• _AIM OF THE EXERCISE_
This exercise asks for the entries to be repeated exactly, without their images.

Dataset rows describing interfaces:
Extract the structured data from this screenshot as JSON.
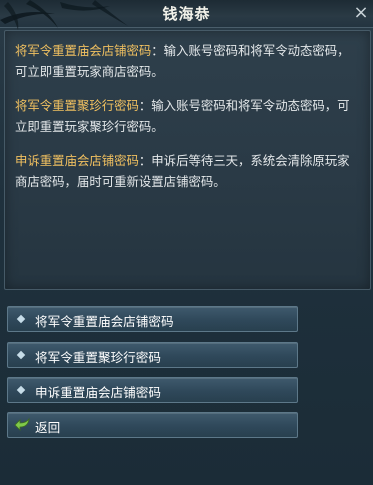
{
  "window": {
    "title": "钱海恭",
    "close_symbol": "×"
  },
  "content": {
    "paragraphs": [
      {
        "heading": "将军令重置庙会店铺密码",
        "text": "：输入账号密码和将军令动态密码，可立即重置玩家商店密码。"
      },
      {
        "heading": "将军令重置聚珍行密码",
        "text": "：输入账号密码和将军令动态密码，可立即重置玩家聚珍行密码。"
      },
      {
        "heading": "申诉重置庙会店铺密码",
        "text": "：申诉后等待三天，系统会清除原玩家商店密码，届时可重新设置店铺密码。"
      }
    ]
  },
  "options": [
    {
      "label": "将军令重置庙会店铺密码",
      "icon": "diamond-bullet-icon"
    },
    {
      "label": "将军令重置聚珍行密码",
      "icon": "diamond-bullet-icon"
    },
    {
      "label": "申诉重置庙会店铺密码",
      "icon": "diamond-bullet-icon"
    },
    {
      "label": "返回",
      "icon": "return-arrow-icon"
    }
  ],
  "colors": {
    "highlight": "#f0c060",
    "body_text": "#e4e8ea",
    "return_icon": "#7fc94a"
  }
}
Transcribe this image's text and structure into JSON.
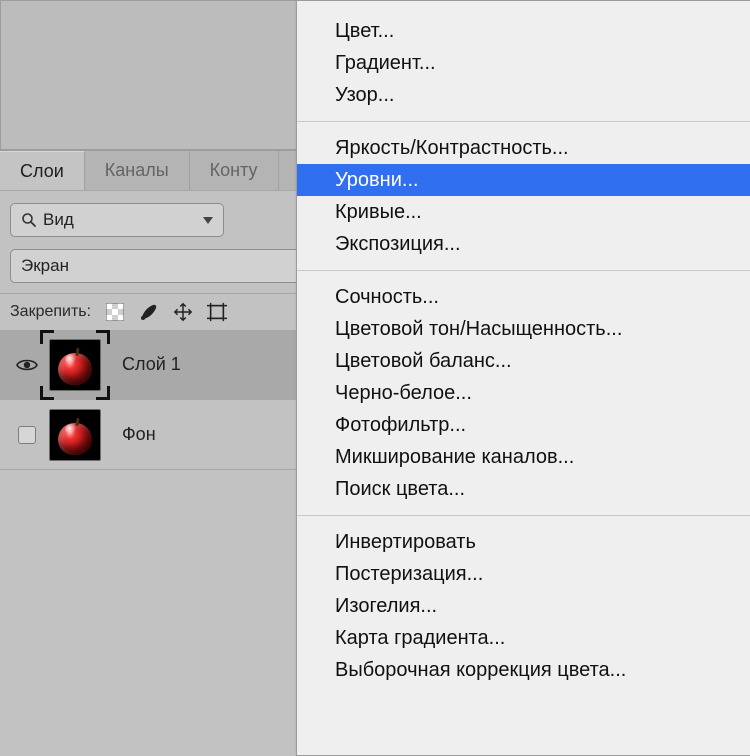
{
  "thumb_tooltip": "image",
  "tabs": {
    "layers": "Слои",
    "channels": "Каналы",
    "paths": "Конту"
  },
  "kind_select": {
    "label": "Вид"
  },
  "mode_select": {
    "label": "Экран"
  },
  "lock": {
    "label": "Закрепить:"
  },
  "layers": [
    {
      "name": "Слой 1",
      "visible": true,
      "selected": true
    },
    {
      "name": "Фон",
      "visible": false,
      "selected": false
    }
  ],
  "menu": {
    "group1": [
      "Цвет...",
      "Градиент...",
      "Узор..."
    ],
    "group2": [
      "Яркость/Контрастность...",
      "Уровни...",
      "Кривые...",
      "Экспозиция..."
    ],
    "group2_highlight_index": 1,
    "group3": [
      "Сочность...",
      "Цветовой тон/Насыщенность...",
      "Цветовой баланс...",
      "Черно-белое...",
      "Фотофильтр...",
      "Микширование каналов...",
      "Поиск цвета..."
    ],
    "group4": [
      "Инвертировать",
      "Постеризация...",
      "Изогелия...",
      "Карта градиента...",
      "Выборочная коррекция цвета..."
    ]
  }
}
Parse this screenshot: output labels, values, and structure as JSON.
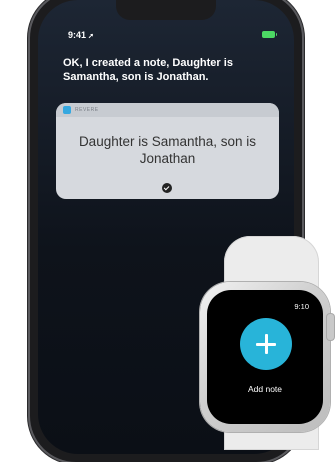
{
  "phone": {
    "status_bar": {
      "time": "9:41",
      "location_glyph": "➚",
      "battery_icon": "battery-icon",
      "battery_color": "#4cd964"
    },
    "siri_response": "OK, I created a note, Daughter is Samantha, son is Jonathan.",
    "note_card": {
      "app_name": "REVERE",
      "app_icon": "app-icon",
      "app_icon_color": "#35a8e0",
      "text": "Daughter is Samantha, son is Jonathan",
      "status_icon": "check-circle-icon"
    }
  },
  "watch": {
    "time": "9:10",
    "action_button": {
      "icon": "plus-icon",
      "color": "#28b4d9",
      "label": "Add note"
    }
  }
}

• _ANSWER SPACE_
Extract the structured data from this screenshot as JSON.
{
  "window": {
    "title": "钱海恭",
    "close_symbol": "×"
  },
  "content": {
    "paragraphs": [
      {
        "heading": "将军令重置庙会店铺密码",
        "text": "：输入账号密码和将军令动态密码，可立即重置玩家商店密码。"
      },
      {
        "heading": "将军令重置聚珍行密码",
        "text": "：输入账号密码和将军令动态密码，可立即重置玩家聚珍行密码。"
      },
      {
        "heading": "申诉重置庙会店铺密码",
        "text": "：申诉后等待三天，系统会清除原玩家商店密码，届时可重新设置店铺密码。"
      }
    ]
  },
  "options": [
    {
      "label": "将军令重置庙会店铺密码",
      "icon": "diamond-bullet-icon"
    },
    {
      "label": "将军令重置聚珍行密码",
      "icon": "diamond-bullet-icon"
    },
    {
      "label": "申诉重置庙会店铺密码",
      "icon": "diamond-bullet-icon"
    },
    {
      "label": "返回",
      "icon": "return-arrow-icon"
    }
  ],
  "colors": {
    "highlight": "#f0c060",
    "body_text": "#e4e8ea",
    "return_icon": "#7fc94a"
  }
}
Transcribe this image's text and structure into JSON.
{
  "thumb_tooltip": "image",
  "tabs": {
    "layers": "Слои",
    "channels": "Каналы",
    "paths": "Конту"
  },
  "kind_select": {
    "label": "Вид"
  },
  "mode_select": {
    "label": "Экран"
  },
  "lock": {
    "label": "Закрепить:"
  },
  "layers": [
    {
      "name": "Слой 1",
      "visible": true,
      "selected": true
    },
    {
      "name": "Фон",
      "visible": false,
      "selected": false
    }
  ],
  "menu": {
    "group1": [
      "Цвет...",
      "Градиент...",
      "Узор..."
    ],
    "group2": [
      "Яркость/Контрастность...",
      "Уровни...",
      "Кривые...",
      "Экспозиция..."
    ],
    "group2_highlight_index": 1,
    "group3": [
      "Сочность...",
      "Цветовой тон/Насыщенность...",
      "Цветовой баланс...",
      "Черно-белое...",
      "Фотофильтр...",
      "Микширование каналов...",
      "Поиск цвета..."
    ],
    "group4": [
      "Инвертировать",
      "Постеризация...",
      "Изогелия...",
      "Карта градиента...",
      "Выборочная коррекция цвета..."
    ]
  }
}
Parse this screenshot: output labels, values, and structure as JSON.
{
  "phone": {
    "status_bar": {
      "time": "9:41",
      "location_glyph": "➚",
      "battery_icon": "battery-icon",
      "battery_color": "#4cd964"
    },
    "siri_response": "OK, I created a note, Daughter is Samantha, son is Jonathan.",
    "note_card": {
      "app_name": "REVERE",
      "app_icon": "app-icon",
      "app_icon_color": "#35a8e0",
      "text": "Daughter is Samantha, son is Jonathan",
      "status_icon": "check-circle-icon"
    }
  },
  "watch": {
    "time": "9:10",
    "action_button": {
      "icon": "plus-icon",
      "color": "#28b4d9",
      "label": "Add note"
    }
  }
}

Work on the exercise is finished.